Since both the payer and payee's signatures are required to extend the child support case in this situation, if one party attempts to extend the child support case past the child's 18th birthday and the other party refuses to extend the case, the party that attempted to extend the case has taken reasonable maintenance action and their rate of FTB Part A for that child will not be reduced.
However, in most cases if the payee does not take steps to extend the child support case (obtain maintenance) the payee is deemed to have not taken reasonable maintenance action and their rate of FTB Part A for that child will be reduced to base rate.
Unless action could result in the payer swapping to be the payee, the payer does not have to take maintenance action for FTB purposes.
Where it would disadvantage one party to extend the agreement it may be appropriate that the refusing party not fail the MAT.
Explanation: If extending the agreement would result in an individual who now has full-time care of the children being maintained as a payer, they will not fail the MAT if they refuse to extend. Similarly, if extending the agreement would result in an individual who now has no care of the children being maintained as a payee, they will not fail the MAT if they refuse to extend.
Parents with an agreement that modifies a pre-existing child support assessment do not need the consent of the other parent to obtain an extension of the child support assessment. If the parent does not apply to extend the assessment before the child's 18th birthday, the individual has not taken reasonable maintenance action and their rate of FTB Part A for that child will be limited to base rate.
Act reference: FAAct Schedule 1 clause 10 Effect of certain maintenance rights
Child Support (Assessment) Act 1989 section 93 Liability to pay child support arises on acceptance of application where child support not already payable etc., section 151B Application for assessment/agreement to continue beyond child's 18th birthday, section 151C Application for assessment/agreement to continue - Registrar's decision
Policy reference: FA Guide 184.108.40.206 Exemptions from the Maintenance Action Test
Payer is imprisoned
Imprisonment of the other parent of a child does not automatically remove their liability for child support. To receive more than the base rate of FTB Part A, the individual must take reasonable maintenance action if they are entitled to claim maintenance in relation to the child (unless a MAT exemption applies).
This requirement only applies where the individual is not considered to be a member of a couple (1.1.M.50) with the other parent. Review in these cases should occur at 12 months.
Explanation: Where the individual is still partnered (1.1.P.30) but receives the single rate of PP because their partner is in prison, maintenance action is not appropriate as the separation is primarily due to the partner being imprisoned.
Act reference: SSAct section 1068B-C2 Maximum basic rate
Policy reference: FA Guide 220.127.116.11 Maintenance Action Test Reviews
Legal advice & action
An individual may have legal advice that their legal representative is unable to assist them. If this is the case, then this circumstance can be used as proof that maintenance action is in progress.

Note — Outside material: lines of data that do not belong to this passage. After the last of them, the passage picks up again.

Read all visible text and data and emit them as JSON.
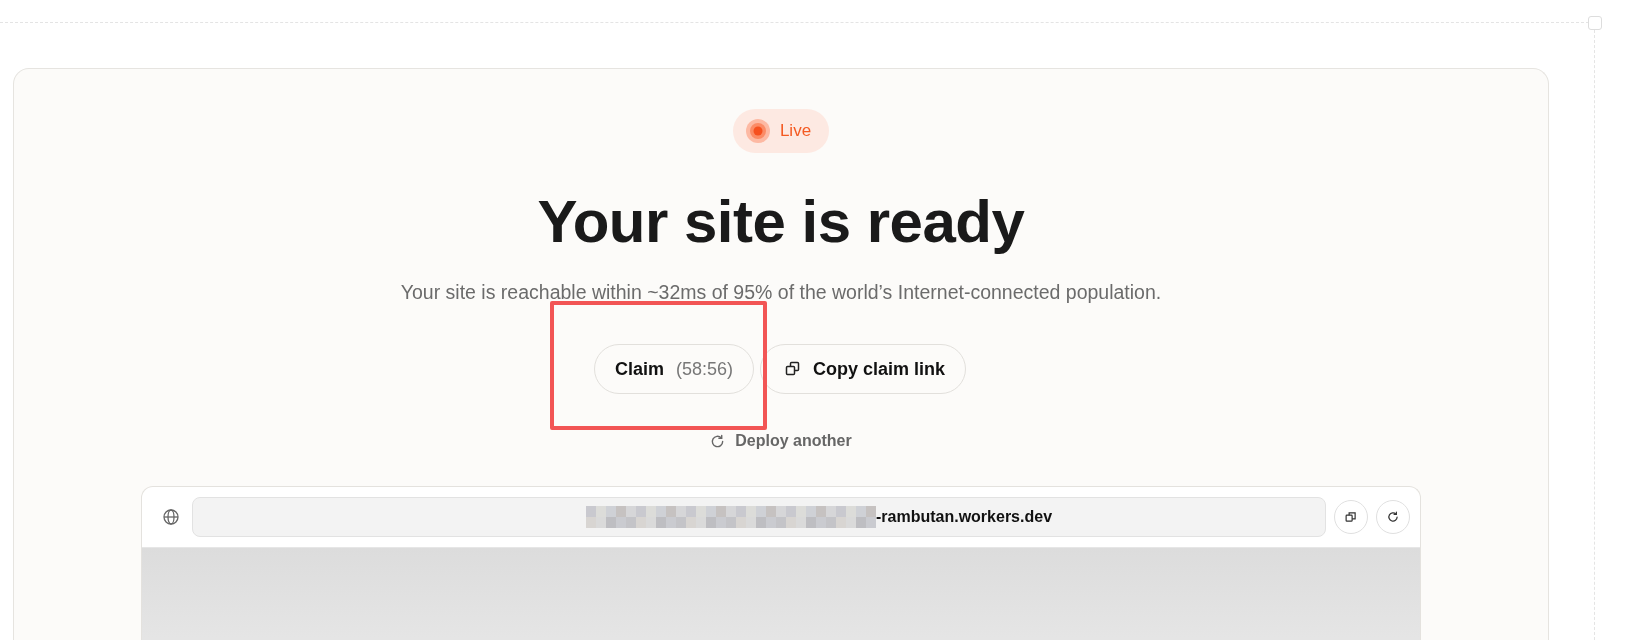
{
  "status_badge": {
    "label": "Live",
    "live": true
  },
  "heading": "Your site is ready",
  "subtitle": "Your site is reachable within ~32ms of 95% of the world’s Internet-connected population.",
  "claim_button": {
    "label": "Claim",
    "countdown": "(58:56)",
    "highlighted": true
  },
  "copy_button": {
    "label": "Copy claim link"
  },
  "deploy_link": {
    "label": "Deploy another"
  },
  "preview": {
    "url_redacted": true,
    "url": "-rambutan.workers.dev"
  }
}
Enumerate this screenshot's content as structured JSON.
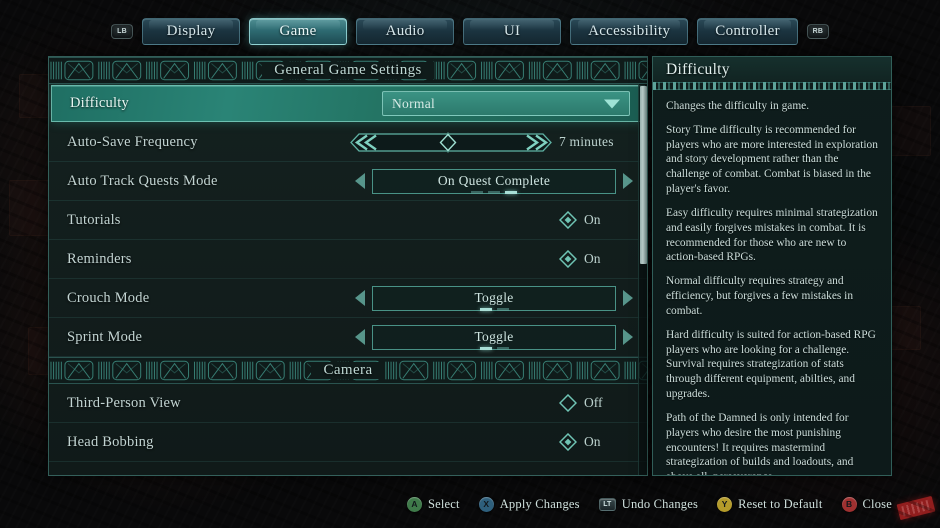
{
  "tabbar": {
    "left_bumper": "LB",
    "right_bumper": "RB",
    "tabs": [
      {
        "label": "Display",
        "active": false
      },
      {
        "label": "Game",
        "active": true
      },
      {
        "label": "Audio",
        "active": false
      },
      {
        "label": "UI",
        "active": false
      },
      {
        "label": "Accessibility",
        "active": false
      },
      {
        "label": "Controller",
        "active": false
      }
    ]
  },
  "settings": {
    "section_title": "General Game Settings",
    "camera_section_title": "Camera",
    "rows": [
      {
        "label": "Difficulty",
        "type": "dropdown",
        "value": "Normal",
        "selected": true
      },
      {
        "label": "Auto-Save Frequency",
        "type": "slider",
        "value": "7 minutes"
      },
      {
        "label": "Auto Track Quests Mode",
        "type": "stepper",
        "value": "On Quest Complete",
        "dots": 3,
        "dot_active": 2
      },
      {
        "label": "Tutorials",
        "type": "toggle",
        "value": "On",
        "on": true
      },
      {
        "label": "Reminders",
        "type": "toggle",
        "value": "On",
        "on": true
      },
      {
        "label": "Crouch Mode",
        "type": "stepper",
        "value": "Toggle",
        "dots": 2,
        "dot_active": 0
      },
      {
        "label": "Sprint Mode",
        "type": "stepper",
        "value": "Toggle",
        "dots": 2,
        "dot_active": 0
      }
    ],
    "camera_rows": [
      {
        "label": "Third-Person View",
        "type": "toggle",
        "value": "Off",
        "on": false
      },
      {
        "label": "Head Bobbing",
        "type": "toggle",
        "value": "On",
        "on": true
      }
    ]
  },
  "info": {
    "title": "Difficulty",
    "paragraphs": [
      "Changes the difficulty in game.",
      "Story Time difficulty is recommended for players who are more interested in exploration and story development rather than the challenge of combat. Combat is biased in the player's favor.",
      "Easy difficulty requires minimal strategization and easily forgives mistakes in combat. It is recommended for those who are new to action-based RPGs.",
      "Normal difficulty requires strategy and efficiency, but forgives a few mistakes in combat.",
      "Hard difficulty is suited for action-based RPG players who are looking for a challenge. Survival requires strategization of stats through different equipment, abilties, and upgrades.",
      "Path of the Damned is only intended for players who desire the most punishing encounters! It requires mastermind strategization of builds and loadouts, and above all, perseverance."
    ]
  },
  "prompts": [
    {
      "button": "A",
      "label": "Select",
      "color": "#3f7a4a"
    },
    {
      "button": "X",
      "label": "Apply Changes",
      "color": "#2e5f7c"
    },
    {
      "button": "LT",
      "label": "Undo Changes",
      "color": "#2b3a3d"
    },
    {
      "button": "Y",
      "label": "Reset to Default",
      "color": "#b49b2a"
    },
    {
      "button": "B",
      "label": "Close",
      "color": "#9e3030"
    }
  ],
  "colors": {
    "accent": "#4fbda9",
    "panel_border": "#4e968c",
    "selected_row": "#2a8476",
    "text": "#cddedb"
  }
}
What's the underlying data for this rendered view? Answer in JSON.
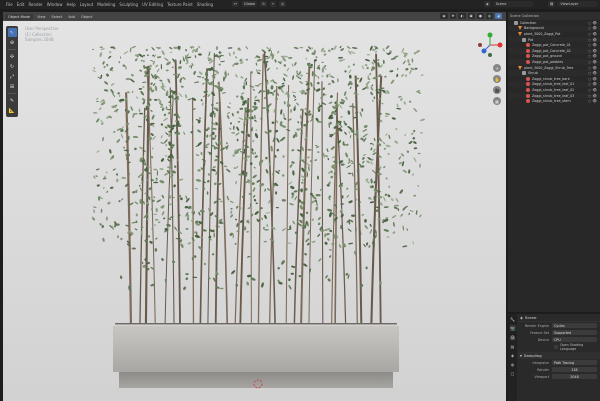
{
  "topbar": {
    "menus": [
      "File",
      "Edit",
      "Render",
      "Window",
      "Help",
      "Layout",
      "Modeling",
      "Sculpting",
      "UV Editing",
      "Texture Paint",
      "Shading"
    ],
    "transform_orientation": "Global",
    "scene_label": "Scene",
    "view_layer_label": "ViewLayer",
    "options_label": "Options"
  },
  "viewport": {
    "mode": "Object Mode",
    "header_menus": [
      "View",
      "Select",
      "Add",
      "Object"
    ],
    "info_lines": [
      "User Perspective",
      "(1) Collection",
      "Samples 2048"
    ],
    "nav_buttons": [
      "+",
      "✋",
      "🎥",
      "▦"
    ]
  },
  "outliner": {
    "header": "Scene Collection",
    "rows": [
      {
        "label": "Collection",
        "indent": 1,
        "icon": "coll"
      },
      {
        "label": "Background",
        "indent": 2,
        "icon": "obj"
      },
      {
        "label": "plant_3000_Zoggi_Pot",
        "indent": 2,
        "icon": "obj"
      },
      {
        "label": "Pot",
        "indent": 3,
        "icon": "coll"
      },
      {
        "label": "Zoggi_pot_Concrete_01",
        "indent": 4,
        "icon": "mesh"
      },
      {
        "label": "Zoggi_pot_Concrete_02",
        "indent": 4,
        "icon": "mesh"
      },
      {
        "label": "Zoggi_pot_ground",
        "indent": 4,
        "icon": "mesh"
      },
      {
        "label": "Zoggi_pot_pebbles",
        "indent": 4,
        "icon": "mesh"
      },
      {
        "label": "plant_3000_Zoggi_Shrub_Tree",
        "indent": 2,
        "icon": "obj"
      },
      {
        "label": "Shrub",
        "indent": 3,
        "icon": "coll"
      },
      {
        "label": "Zoggi_shrub_tree_bark",
        "indent": 4,
        "icon": "mesh"
      },
      {
        "label": "Zoggi_shrub_tree_leaf_01",
        "indent": 4,
        "icon": "mesh"
      },
      {
        "label": "Zoggi_shrub_tree_leaf_02",
        "indent": 4,
        "icon": "mesh"
      },
      {
        "label": "Zoggi_shrub_tree_leaf_03",
        "indent": 4,
        "icon": "mesh"
      },
      {
        "label": "Zoggi_shrub_tree_stem",
        "indent": 4,
        "icon": "mesh"
      }
    ]
  },
  "properties": {
    "title": "Scene",
    "render_engine_label": "Render Engine",
    "render_engine": "Cycles",
    "feature_set_label": "Feature Set",
    "feature_set": "Supported",
    "device_label": "Device",
    "device": "CPU",
    "osl_label": "Open Shading Language",
    "sampling_label": "Sampling",
    "integrator_label": "Integrator",
    "integrator": "Path Tracing",
    "render_label": "Render",
    "render_samples": "128",
    "viewport_label": "Viewport",
    "viewport_samples": "2048"
  },
  "colors": {
    "accent": "#4772b3",
    "viewport_bg": "#dcdcdc",
    "panel_bg": "#282828"
  }
}
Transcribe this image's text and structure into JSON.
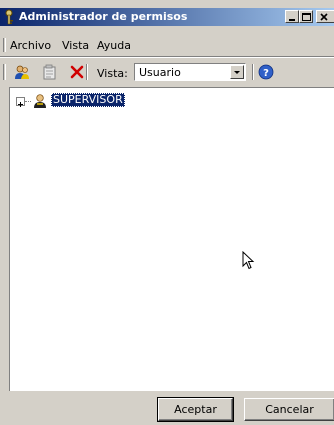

Explanation: This may be for a number of reasons including where the individual does not have enough information to identify the other parent or where the other parent is overseas in a non-reciprocating jurisdiction for child support purposes and it would not be cost effective to pursue child support.
The individual may also be in the process of obtaining legal advice or pursuing legal action to prove paternity or obtain child support. In these cases, documentary evidence of the legal advice or legal action should be obtained as proof maintenance action is in progress. Proof may include a letter from the individual's legal representative.